I’m really into talking books at the moment. A friend gave me a copy of Shirley Valentine read by Willy Russell (would it surprise you to hear that my friend is going through some marital difficulties?) and I suddenly realised I could catch up on years of reading by doing it in the car.
I strongly recommend you try one of Bill Bryson’s – so long as it’s read by him. I tried Notes from a Small Island read by another American, who clearly knew nothing about Britain. His pronunciation was excruciating. When he spoke about the See-vern Bridge, I winced, but when he referred to the duo,Morrycumby and Wise. I had to dump it. I’ve since listened to it read by the author himself, and it was fabulous.
It doesn’t always follow that books are best read by their authors. I listened to one by Edna O’Brien who had a rather breathy and precious style of speaking. She also used the word brutalness…and I thought, doesn’t she mean brutality? Exactly. I couldn’t find it in the dictionary, either.

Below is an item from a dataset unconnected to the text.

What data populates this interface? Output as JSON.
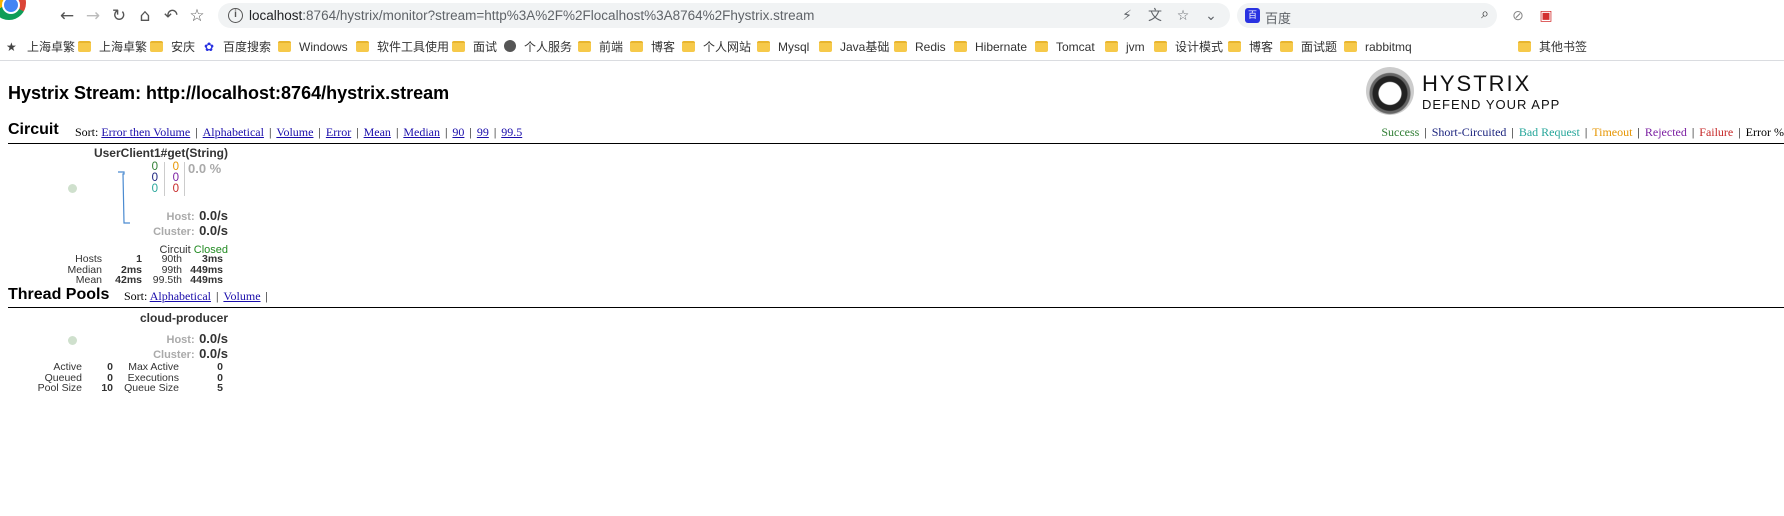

Most recently, I listened to Popcorn written by Ben Elton and superbly read by John Sessions. The book was full of brutalness but very funny. Sessions’ delivery was so exceptional, I felt like I was watching a film. Hats off to Elton and Sessions.
The downside of talking books is, if you listen to them at bedtime and nod off, you lose your place. With a physical book or a kindle, at the very worst, you wake to a page you may have dribbled on, but at least you know where you’re up to. If you nod off listening to a talking book, and you’re a bit of a gambler, you can enjoy the uncertain lottery of rewinding and forwarding to your next starting point.
But in the car, beware. It’s very easy to miss a motorway exit or two. As I learnt to my cost when I once found myself heading into Wales. Over the See-vern Bridge, naturally.